1 Timothy 6:6-10, But godliness with contentment is great gain. For we brought nothing into the world, and we can take nothing out of it. But if we have food and clothing, we will be content with that. Those who want to get rich fall into temptation and a trap and into many foolish and harmful desires that plunge people into ruin and destruction. For the love of money is a root of all kinds of evil. Some people, eager for money, have wandered from the faith and pierced themselves with many griefs. (NIV)
- Paul is speaking of their account. And there are many accounts we have in our lives. Many accounts that we want to fill up, to make sure they are sufficiently supplied. Paul is pointing to heavenly accounts. Not just treasures here on earth, but treasures in heaven.

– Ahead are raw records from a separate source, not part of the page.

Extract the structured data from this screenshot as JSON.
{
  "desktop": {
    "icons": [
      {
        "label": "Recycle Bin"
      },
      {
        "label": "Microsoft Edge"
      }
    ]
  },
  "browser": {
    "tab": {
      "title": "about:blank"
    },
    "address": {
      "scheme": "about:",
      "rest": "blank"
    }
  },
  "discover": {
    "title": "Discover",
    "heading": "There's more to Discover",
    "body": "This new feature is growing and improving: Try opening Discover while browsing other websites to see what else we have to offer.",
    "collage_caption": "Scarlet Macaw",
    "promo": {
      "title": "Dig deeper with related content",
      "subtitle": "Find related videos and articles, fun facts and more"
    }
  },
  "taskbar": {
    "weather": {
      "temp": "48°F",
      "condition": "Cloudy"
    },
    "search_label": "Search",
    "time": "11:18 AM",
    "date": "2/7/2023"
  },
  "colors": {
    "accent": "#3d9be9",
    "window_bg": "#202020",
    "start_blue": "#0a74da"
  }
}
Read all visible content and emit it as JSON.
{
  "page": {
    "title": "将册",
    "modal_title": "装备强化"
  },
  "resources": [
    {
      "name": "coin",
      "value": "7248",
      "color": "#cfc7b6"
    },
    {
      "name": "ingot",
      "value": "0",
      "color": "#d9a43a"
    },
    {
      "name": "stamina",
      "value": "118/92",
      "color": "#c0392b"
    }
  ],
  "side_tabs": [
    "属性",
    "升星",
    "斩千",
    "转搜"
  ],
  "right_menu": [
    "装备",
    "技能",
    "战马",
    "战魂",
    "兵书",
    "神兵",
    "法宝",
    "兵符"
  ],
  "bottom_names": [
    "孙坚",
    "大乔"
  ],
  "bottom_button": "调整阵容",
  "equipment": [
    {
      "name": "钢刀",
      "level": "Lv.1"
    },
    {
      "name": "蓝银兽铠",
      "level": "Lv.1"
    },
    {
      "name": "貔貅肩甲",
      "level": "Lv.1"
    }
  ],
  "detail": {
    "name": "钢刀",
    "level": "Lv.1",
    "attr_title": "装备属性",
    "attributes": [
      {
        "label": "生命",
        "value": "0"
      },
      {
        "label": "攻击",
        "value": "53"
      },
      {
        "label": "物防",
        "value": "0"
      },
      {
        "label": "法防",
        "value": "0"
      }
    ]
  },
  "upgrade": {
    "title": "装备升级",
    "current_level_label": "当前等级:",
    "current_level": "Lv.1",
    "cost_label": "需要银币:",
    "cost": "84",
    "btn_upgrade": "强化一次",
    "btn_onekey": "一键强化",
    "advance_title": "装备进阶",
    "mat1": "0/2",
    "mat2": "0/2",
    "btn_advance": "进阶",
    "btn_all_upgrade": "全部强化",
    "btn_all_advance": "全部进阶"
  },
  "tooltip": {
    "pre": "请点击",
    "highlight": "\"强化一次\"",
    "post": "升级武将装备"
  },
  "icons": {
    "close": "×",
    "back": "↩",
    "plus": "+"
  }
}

2 Corinthians 9:6-8, Now I say this: the one who sows sparingly will also reap sparingly, and the one who sows generously will also reap generously. Each one must do just as he has decided in his heart, not reluctantly or under compulsion, for God loves a cheerful giver. And God is able to make all grace overflow to you, so that, always having all sufficiency in everything, you may have an abundance for every good deed…
1 Corinthians 16:2, Now about the collection for the Lord’s people: Do what I told the Galatian churches to do. On the first day of every week, each one of you should set aside a sum of money in keeping with your income, saving it up, so that when I come no collections will have to be made.
- In verse 18, Paul calls their gift a “fragrant aroma, an acceptable sacrifice, that which is pleasing to God.”
- He points to their financial gift as that which is pleasing to the Lord, an act of worship and sacrifice.
- It was sacrificial on their part, but pleasing and worshipful to the Lord. It was also noted and would be remembered by the Lord, in their kingdom account.
Illus. Luke 16:1-9; kingdom investors.
- Plan Around His Provision for Now and Forever
Philippians 4:19-23, And my God will supply all your needs according to His riches in glory in Christ Jesus. Now to our God and Father be the glory forever and ever. Amen. Greet every saint in Christ Jesus. The brothers who are with me greet you. All the saints greet you, especially those of Caesar’s household. The grace of the Lord Jesus Christ be with your spirit.
- It is in verse 19 that Paul gives a promise, it is centered on God supplying the needs of the people, on God’s provision for them.
- This is cross categorical, Paul wrote, all your needs.
- He points to the riches in glory in Christ, and the fact that His glory, His love, His provision endures forever and ever.
Psalm 37:3-5, Trust in the Lord and do good; live in the land and cultivate faithfulness. Delight yourself in the Lord; and He will give you the desires of your heart. Commit your way to the Lord, trust also in Him, and He will do it.